RWE’s recently published climate target aims to reduce Scope 1 (direct) emissions to net-zero until 2040. Interim targets constitute a reduction in Scope 1 emissions of 33% by 2020 and 70% by 2030. Since there are no targets published for Scope 2 and 3 (indirect), these are modelled with baseline growth assumptions for emissions in the Shared Socioeconomic Pathway (SSP) 2 Marker Scenario.
Modelling the future emission reduction paths accordingly results in a Scenario-based XDC of 9.5°C while the Baseline XDC is 13.8°C.
E.ON has set itself an absolute target to have Scope 1, 2 and 3 emissions reductions of 30% by 2030, as well as aiming to reduce Scope 3 category 3 emissions by 50% until 2030 [Do you mean: reduce Scope 3 emissions by 50% until 2050]. As of 2031, a further absolute target applies for Scope 1 and 2 emissions, which should be reduced to zero by 2050. Since there are no targets announced for Innogy’s emissions, these are also modelled with baseline growth assumptions for emissions in SSP2 Marker Scenario.

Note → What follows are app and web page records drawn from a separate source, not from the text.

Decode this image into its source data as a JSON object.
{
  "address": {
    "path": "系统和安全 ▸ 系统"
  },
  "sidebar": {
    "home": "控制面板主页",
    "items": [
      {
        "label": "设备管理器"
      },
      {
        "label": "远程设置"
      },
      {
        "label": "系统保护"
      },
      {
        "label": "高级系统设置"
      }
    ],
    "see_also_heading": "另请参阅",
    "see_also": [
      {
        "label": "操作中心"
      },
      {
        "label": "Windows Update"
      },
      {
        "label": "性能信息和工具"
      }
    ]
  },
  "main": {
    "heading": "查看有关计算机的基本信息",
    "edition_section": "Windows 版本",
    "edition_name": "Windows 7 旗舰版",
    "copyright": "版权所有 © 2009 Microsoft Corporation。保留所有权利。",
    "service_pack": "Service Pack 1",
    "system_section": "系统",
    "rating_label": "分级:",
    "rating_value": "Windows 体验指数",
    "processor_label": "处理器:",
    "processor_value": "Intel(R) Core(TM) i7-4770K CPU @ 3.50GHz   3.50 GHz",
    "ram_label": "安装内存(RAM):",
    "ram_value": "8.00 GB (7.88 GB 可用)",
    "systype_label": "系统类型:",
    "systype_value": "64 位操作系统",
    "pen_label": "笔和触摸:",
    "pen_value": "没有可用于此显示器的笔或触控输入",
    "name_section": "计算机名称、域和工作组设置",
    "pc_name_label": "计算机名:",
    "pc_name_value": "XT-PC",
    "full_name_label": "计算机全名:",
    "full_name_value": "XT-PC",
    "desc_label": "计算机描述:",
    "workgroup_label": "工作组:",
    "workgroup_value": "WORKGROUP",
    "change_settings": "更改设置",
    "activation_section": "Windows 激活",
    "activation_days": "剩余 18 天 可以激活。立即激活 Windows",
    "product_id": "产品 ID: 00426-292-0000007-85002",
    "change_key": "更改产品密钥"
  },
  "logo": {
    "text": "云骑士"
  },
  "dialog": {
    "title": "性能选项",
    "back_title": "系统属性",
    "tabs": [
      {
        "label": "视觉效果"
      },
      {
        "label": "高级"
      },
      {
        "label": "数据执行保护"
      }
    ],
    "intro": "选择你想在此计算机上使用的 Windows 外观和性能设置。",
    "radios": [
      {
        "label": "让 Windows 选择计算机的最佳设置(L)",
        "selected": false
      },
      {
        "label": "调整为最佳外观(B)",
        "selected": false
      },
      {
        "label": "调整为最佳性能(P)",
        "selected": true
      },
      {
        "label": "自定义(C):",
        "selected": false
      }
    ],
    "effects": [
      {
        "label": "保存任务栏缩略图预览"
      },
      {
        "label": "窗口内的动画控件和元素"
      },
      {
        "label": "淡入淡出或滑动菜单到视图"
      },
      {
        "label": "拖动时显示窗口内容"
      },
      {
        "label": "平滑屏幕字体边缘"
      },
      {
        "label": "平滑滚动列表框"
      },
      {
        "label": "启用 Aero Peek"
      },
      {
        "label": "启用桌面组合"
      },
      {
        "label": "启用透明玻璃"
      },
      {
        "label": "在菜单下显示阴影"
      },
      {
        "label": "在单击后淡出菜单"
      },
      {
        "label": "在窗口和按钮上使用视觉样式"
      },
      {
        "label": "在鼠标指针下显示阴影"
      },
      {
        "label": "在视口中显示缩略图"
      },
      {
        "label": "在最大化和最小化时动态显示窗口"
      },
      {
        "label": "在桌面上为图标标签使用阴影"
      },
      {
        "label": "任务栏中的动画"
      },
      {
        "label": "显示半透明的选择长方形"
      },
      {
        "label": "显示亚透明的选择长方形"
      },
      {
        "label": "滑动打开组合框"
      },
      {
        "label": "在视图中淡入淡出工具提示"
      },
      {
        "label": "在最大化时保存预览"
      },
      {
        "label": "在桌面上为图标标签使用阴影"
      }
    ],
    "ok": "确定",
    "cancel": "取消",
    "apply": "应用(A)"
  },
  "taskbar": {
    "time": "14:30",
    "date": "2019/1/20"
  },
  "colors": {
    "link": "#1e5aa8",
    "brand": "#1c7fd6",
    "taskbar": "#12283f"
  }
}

When applying E.ON’s targets, the Scenario-based XDC is 8.1°C compared to a Baseline XDC of 8.3°C. The additional emissions caused by the purchase of Innogy, which are not subject to a reduction target and therefore modelled with baseline assumptions, have an important impact.
Both RWE and E.ON perform below the sector average
No doubt, the production of electricity is still an emission-intensive business, which is why the results must be interpreted carefully. Therefore, the energy sector’s (NACE code 35) XDC of 7.9°C and its Target XDC of 5.2°C provide valid benchmarks. The Target XDC defines the required contribution of a specific sector to limiting global warming to 1.75°C. This target value is derived from the sector-specific emissions budget as defined in the Beyond 2 Degree Scenario of the International Energy Agency (IEA B2DS). Given that, E.ON’s climate targets have a relatively low impact on its climate performance, while RWE’s climate strategy has a significantly higher impact on the XDC. Still, both perform worse than the sector average and the climate targets are not sufficient in order to reach the sector’s Target XDC and contribute to the Paris Climate Accord.
Most other major corporates fall short
With these results, RWE and E.ON are symbolic of the overall picture presented by other companies that we have analysed. While coming up with solutions that help to reduce their climate impact, most companies fall short of the target ambitions defined for their sectors. For true climate leadership, more ambitious plans are needed.
Lennart Schweser focuses on the macroeconomic side of right. based on science’s XDC Model. He studies Economics at Frankfurt’s Goethe University and Environmental Economics at the School of Business, Economics and Law in Gothenburg
- UNEP, Emissions Gap Report 2019: https://wedocs.unep.org/bitstream/handle/20.500.11822/30798/EGR19ESEN.pdf?sequence=13 ↑
- Nature, Climate tipping points – too risky to bet against: https://www.nature.com/articles/d41586-019-03595-0 ↑
- Energy Post, Shaking up the German energy market: the Eon and RWE deal: https://energypost.eu/shaking-up-the-german-energy-market-the-eon-and-rwe-deal/ ↑
- RWE, press release: https://www.group.rwe/en/press/rwe-ag/2019-09-30-the-new-rwe ↑
- The IPCCs 6th Assessment Report (AR6) will introduce Shared Socioeconomic Pathways (SSP) complementary to the Representative Concentration Pathways (RCP). See: K. Riahi et al., The Shared Socioeconomic Pathways and their energy, land use, and greenhouse gas emissions implications: An overview., Global Environmental Change 42, 2017, page 153–168. ↑
- E.ON SE: CDP report climate change 2019 ↑
- IEA ETP 2017 ↑